Time Out says
It's the neighbourhood pizza joint you'd move neighbourhoods to have
Proper pizza: the arguments about what it is and who does it best rage hard. But here, at Johnny Di Francesco's Lygon Street pizzeria (as well as his shiny outpost at Crown), they're confident they're doing it right and they have the hat tip from the Associazione Verace Pizza Napoletana – Napoli's official pizza police – to prove it.
It's here that all the pizze are cooked at 400 degrees for 90 seconds, rendering the base crisp, lightly charred and pliable like a pair of starched pants. The fast scorch also preserves the integrity of the freshly sliced prosciutto, sweet tomato sugo and soft torn chunks of buffalo mozzarella they ship in from the homeland.
You can tell the die-hard locals from the itinerant crowd who nightly fill the twinkling, tiled trattoria. They're the ones with napkins spread far across laps – those who know that it's a race to get Margherita to face without the toppings slipping straight onto pants.
It's not all dough fun here. People are smashing through Aperol Spritz' cocktails and cheesy ricotta-stuffed zucchini flowers everywhere you look. You can also take all those cured meats and cheeses that festoon the bar straight up on big antipasti boards.
We're all about getting bar side where you can watch them work the gates to pizza hell while downing crisp bottles of Menabrea – their alternative to Peroni – with meaty green olives made meatier with a veal mince stuffing. They sizzle those suckers in olive oil for a salty bar snack of champions.
The service and ethos is emphatically Italian.

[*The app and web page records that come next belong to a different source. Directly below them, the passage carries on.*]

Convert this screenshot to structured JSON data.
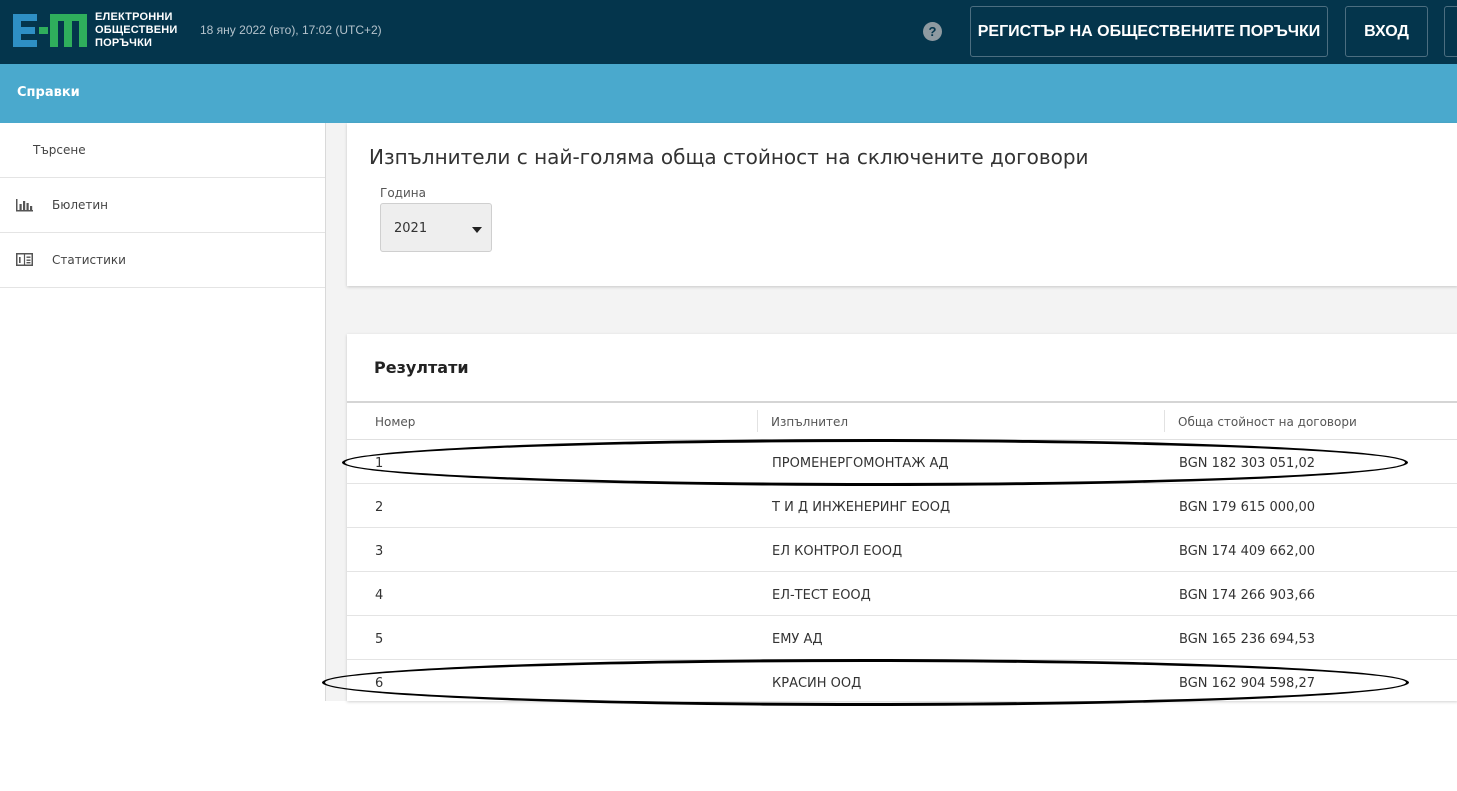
{
  "header": {
    "logo_lines": [
      "ЕЛЕКТРОННИ",
      "ОБЩЕСТВЕНИ",
      "ПОРЪЧКИ"
    ],
    "datetime": "18 яну 2022 (вто), 17:02 (UTC+2)",
    "help_symbol": "?",
    "register_button": "РЕГИСТЪР НА ОБЩЕСТВЕНИТЕ ПОРЪЧКИ",
    "login_button": "ВХОД"
  },
  "subheader": {
    "title": "Справки"
  },
  "sidebar": {
    "items": [
      {
        "label": "Търсене",
        "icon": ""
      },
      {
        "label": "Бюлетин",
        "icon": "bar-chart-icon"
      },
      {
        "label": "Статистики",
        "icon": "statistics-icon"
      }
    ]
  },
  "main": {
    "title": "Изпълнители с най-голяма обща стойност на сключените договори",
    "year_label": "Година",
    "year_value": "2021",
    "results_title": "Резултати",
    "columns": [
      "Номер",
      "Изпълнител",
      "Обща стойност на договори"
    ],
    "rows": [
      [
        "1",
        "ПРОМЕНЕРГОМОНТАЖ АД",
        "BGN 182 303 051,02"
      ],
      [
        "2",
        "Т И Д ИНЖЕНЕРИНГ ЕООД",
        "BGN 179 615 000,00"
      ],
      [
        "3",
        "ЕЛ КОНТРОЛ ЕООД",
        "BGN 174 409 662,00"
      ],
      [
        "4",
        "ЕЛ-ТЕСТ ЕООД",
        "BGN 174 266 903,66"
      ],
      [
        "5",
        "ЕМУ АД",
        "BGN 165 236 694,53"
      ],
      [
        "6",
        "КРАСИН ООД",
        "BGN 162 904 598,27"
      ]
    ]
  },
  "colors": {
    "topbar": "#04354c",
    "subbar": "#4aa9cd",
    "logo_blue": "#2e8fc4",
    "logo_green": "#2fae5c"
  }
}
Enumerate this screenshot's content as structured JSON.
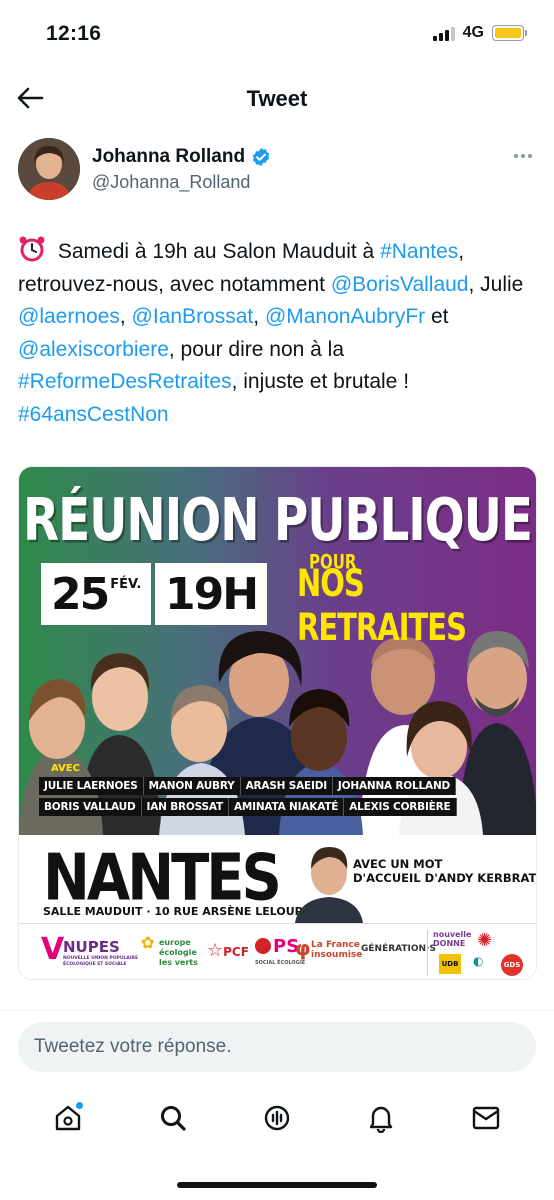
{
  "status_bar": {
    "time": "12:16",
    "network": "4G",
    "battery_color": "#f5c518"
  },
  "header": {
    "title": "Tweet",
    "back_icon": "arrow-left-icon"
  },
  "author": {
    "name": "Johanna Rolland",
    "handle": "@Johanna_Rolland",
    "verified": true
  },
  "tweet": {
    "seg1": " Samedi à 19h au Salon Mauduit à ",
    "link_nantes": "#Nantes",
    "seg2": ", retrouvez-nous, avec notamment ",
    "link_boris": "@BorisVallaud",
    "seg3": ", Julie ",
    "link_laernoes": "@laernoes",
    "seg4": ", ",
    "link_brossat": "@IanBrossat",
    "seg5": ", ",
    "link_manon": "@ManonAubryFr",
    "seg6": " et ",
    "link_alexis": "@alexiscorbiere",
    "seg7": ", pour dire non à la ",
    "link_reforme": "#ReformeDesRetraites",
    "seg8": ", injuste et brutale ! ",
    "link_64": "#64ansCestNon",
    "link_color": "#1d9bf0"
  },
  "poster": {
    "title": "RÉUNION PUBLIQUE",
    "day": "25",
    "month": "FÉV.",
    "time": "19H",
    "pour": "POUR",
    "subtitle": "NOS RETRAITES",
    "avec": "AVEC",
    "names_row1": [
      "JULIE LAERNOES",
      "MANON AUBRY",
      "ARASH SAEIDI",
      "JOHANNA ROLLAND"
    ],
    "names_row2": [
      "BORIS VALLAUD",
      "IAN BROSSAT",
      "AMINATA NIAKATÉ",
      "ALEXIS CORBIÈRE"
    ],
    "city": "NANTES",
    "venue": "SALLE MAUDUIT · 10 RUE ARSÈNE LELOUP",
    "kerbrat_line1": "AVEC UN MOT",
    "kerbrat_line2": "D'ACCUEIL D'ANDY KERBRAT",
    "logos": {
      "nupes": "NUPES",
      "nupes_sub": "NOUVELLE UNION POPULAIRE ÉCOLOGIQUE ET SOCIALE",
      "eelv": "europe écologie les verts",
      "pcf": "PCF",
      "ps": "PS",
      "ps_sub": "SOCIAL ÉCOLOGIE",
      "lfi": "La France insoumise",
      "generations": "GÉNÉRATION·S",
      "nouvelle_donne": "nouvelle DONNE",
      "udb": "UDB",
      "gds": "GDS"
    }
  },
  "reply": {
    "placeholder": "Tweetez votre réponse."
  },
  "tabs": [
    "home-icon",
    "search-icon",
    "spaces-icon",
    "bell-icon",
    "mail-icon"
  ]
}
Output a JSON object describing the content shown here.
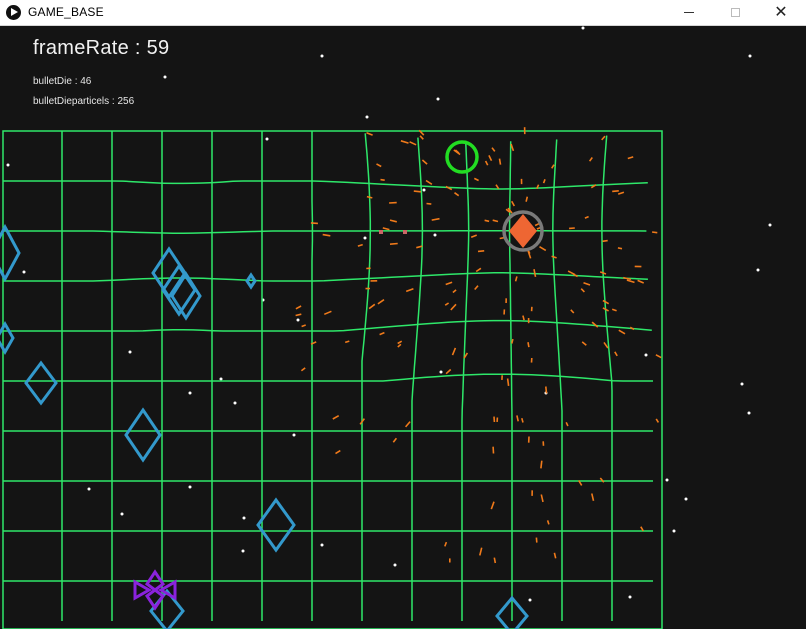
{
  "window": {
    "title": "GAME_BASE",
    "minimize_icon": "minimize-icon",
    "maximize_icon": "maximize-icon",
    "close_icon": "close-icon",
    "close_glyph": "✕"
  },
  "hud": {
    "frame_rate": "frameRate : 59",
    "bullet_die": "bulletDie : 46",
    "bullet_die_particles": "bulletDieparticels : 256"
  },
  "colors": {
    "background": "#141414",
    "grid": "#2ee86a",
    "enemy_diamond": "#3399cc",
    "player_ring": "#7a7a7a",
    "player": "#ee6633",
    "particles": "#f07a1a",
    "target_ring": "#22dd22",
    "boss": "#8a22dd",
    "stars": "#ffffff"
  }
}
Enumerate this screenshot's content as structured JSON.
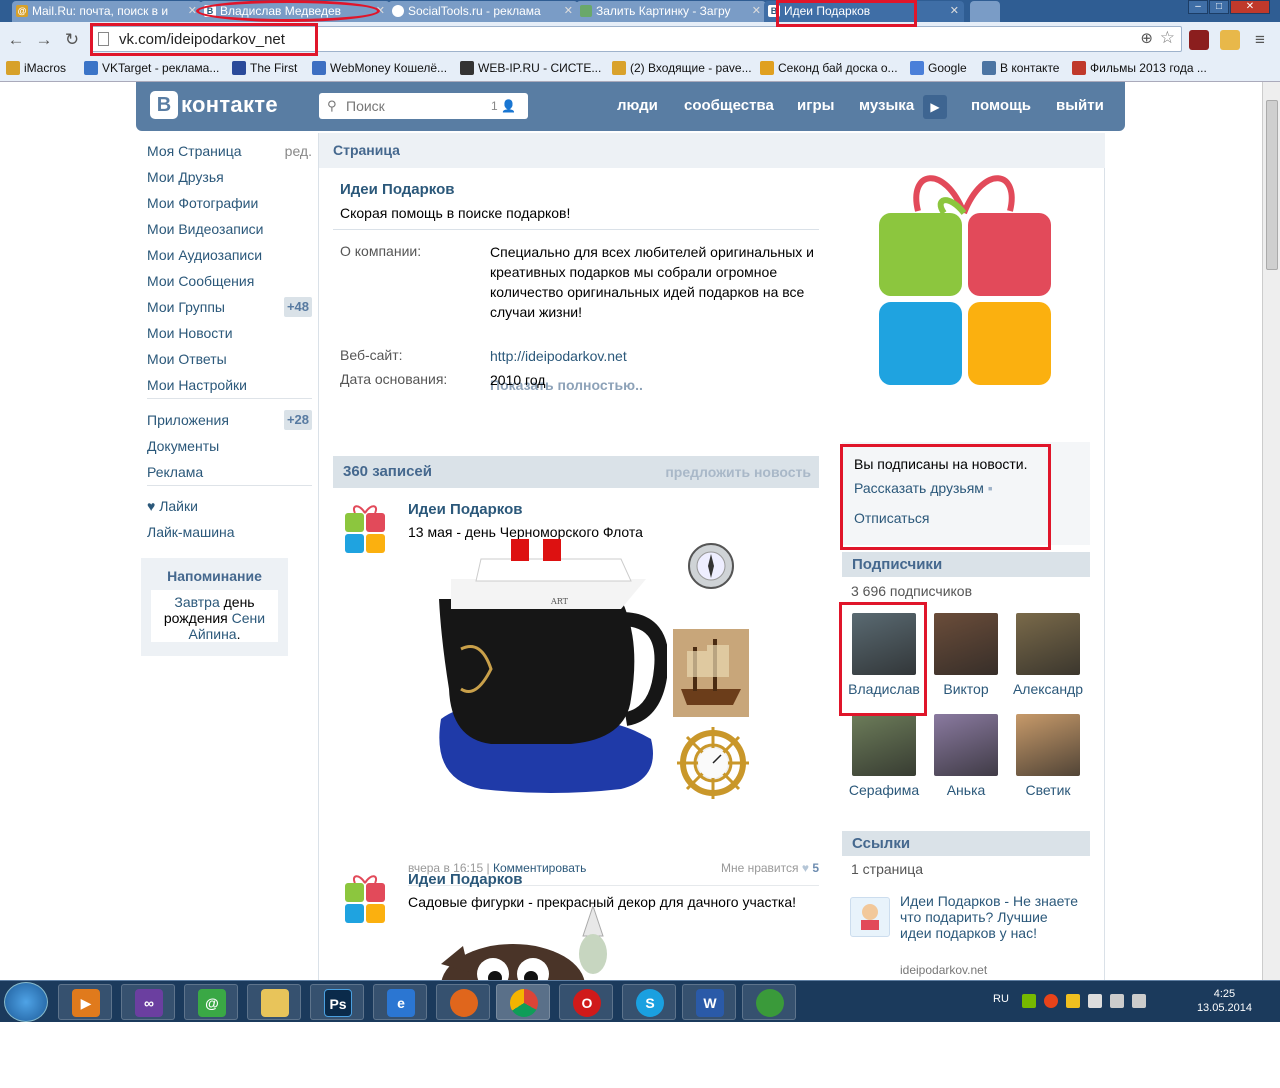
{
  "browser": {
    "tabs": [
      {
        "title": "Mail.Ru: почта, поиск в и",
        "icon": "at-icon"
      },
      {
        "title": "Владислав Медведев",
        "icon": "vk-icon"
      },
      {
        "title": "SocialTools.ru - реклама",
        "icon": "circle-icon"
      },
      {
        "title": "Залить Картинку - Загру",
        "icon": "image-icon"
      },
      {
        "title": "Идеи Подарков",
        "icon": "vk-icon"
      }
    ],
    "url": "vk.com/ideipodarkov_net",
    "bookmarks": [
      {
        "label": "iMacros",
        "color": "#d7a12a"
      },
      {
        "label": "VKTarget - реклама...",
        "color": "#3b74c7"
      },
      {
        "label": "The First",
        "color": "#2a4a9a"
      },
      {
        "label": "WebMoney Кошелё...",
        "color": "#3d6fc2"
      },
      {
        "label": "WEB-IP.RU - СИСТЕ...",
        "color": "#333333"
      },
      {
        "label": "(2) Входящие - pave...",
        "color": "#d9a22c"
      },
      {
        "label": "Секонд бай доска о...",
        "color": "#e0a020"
      },
      {
        "label": "Google",
        "color": "#4a7fd9"
      },
      {
        "label": "В контакте",
        "color": "#4c75a3"
      },
      {
        "label": "Фильмы 2013 года ...",
        "color": "#c0392b"
      }
    ]
  },
  "vk": {
    "logo_text": "контакте",
    "logo_letter": "В",
    "search_placeholder": "Поиск",
    "search_count": "1",
    "topnav": [
      "люди",
      "сообщества",
      "игры",
      "музыка",
      "помощь",
      "выйти"
    ],
    "leftnav": [
      {
        "label": "Моя Страница",
        "side": "ред."
      },
      {
        "label": "Мои Друзья"
      },
      {
        "label": "Мои Фотографии"
      },
      {
        "label": "Мои Видеозаписи"
      },
      {
        "label": "Мои Аудиозаписи"
      },
      {
        "label": "Мои Сообщения"
      },
      {
        "label": "Мои Группы",
        "badge": "+48"
      },
      {
        "label": "Мои Новости"
      },
      {
        "label": "Мои Ответы"
      },
      {
        "label": "Мои Настройки"
      }
    ],
    "leftnav2": [
      {
        "label": "Приложения",
        "badge": "+28"
      },
      {
        "label": "Документы"
      },
      {
        "label": "Реклама"
      }
    ],
    "leftnav3": [
      {
        "label": "♥ Лайки"
      },
      {
        "label": "Лайк-машина"
      }
    ],
    "reminder": {
      "title": "Напоминание",
      "w1": "Завтра",
      "w2": " день рождения ",
      "w3": "Сени Айпина",
      "w4": "."
    },
    "main": {
      "header": "Страница",
      "group_name": "Идеи Подарков",
      "group_status": "Скорая помощь в поиске подарков!",
      "about_label": "О компании:",
      "about_value": "Специально для всех любителей оригинальных и креативных подарков мы собрали огромное количество оригинальных идей подарков на все случаи жизни!",
      "show_more": "Показать полностью..",
      "site_label": "Веб-сайт:",
      "site_value": "http://ideipodarkov.net",
      "founded_label": "Дата основания:",
      "founded_value": "2010 год",
      "wall_count": "360 записей",
      "suggest": "предложить новость"
    },
    "posts": [
      {
        "author": "Идеи Подарков",
        "text": "13 мая - день Черноморского Флота",
        "time": "вчера в 16:15",
        "comment": "Комментировать",
        "like_label": "Мне нравится",
        "like_count": "5"
      },
      {
        "author": "Идеи Подарков",
        "text": "Садовые фигурки - прекрасный декор для дачного участка!"
      }
    ],
    "right": {
      "subscribed": "Вы подписаны на новости.",
      "tell_friends": "Рассказать друзьям",
      "unsubscribe": "Отписаться",
      "subscribers_title": "Подписчики",
      "subscribers_count": "3 696 подписчиков",
      "subscribers": [
        {
          "name": "Владислав",
          "color": "#5a6a72"
        },
        {
          "name": "Виктор",
          "color": "#6b4d3a"
        },
        {
          "name": "Александр",
          "color": "#7a6a4a"
        },
        {
          "name": "Серафима",
          "color": "#6d7d5a"
        },
        {
          "name": "Анька",
          "color": "#8a7aa0"
        },
        {
          "name": "Светик",
          "color": "#c79a6a"
        }
      ],
      "links_title": "Ссылки",
      "links_count": "1 страница",
      "link_title": "Идеи Подарков - Не знаете что подарить? Лучшие идеи подарков у нас!",
      "link_domain": "ideipodarkov.net"
    }
  },
  "taskbar": {
    "lang": "RU",
    "time": "4:25",
    "date": "13.05.2014"
  },
  "colors": {
    "vk_blue": "#597da3",
    "link": "#2b587a",
    "annotation_red": "#e0152a"
  }
}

Winks are fired almost at random, and if you can't decide between the soft, creamy tiramisu and a hot-pocket calzone stuffed with Nutella, you can get a dessert board with up to three.
That's how it's done.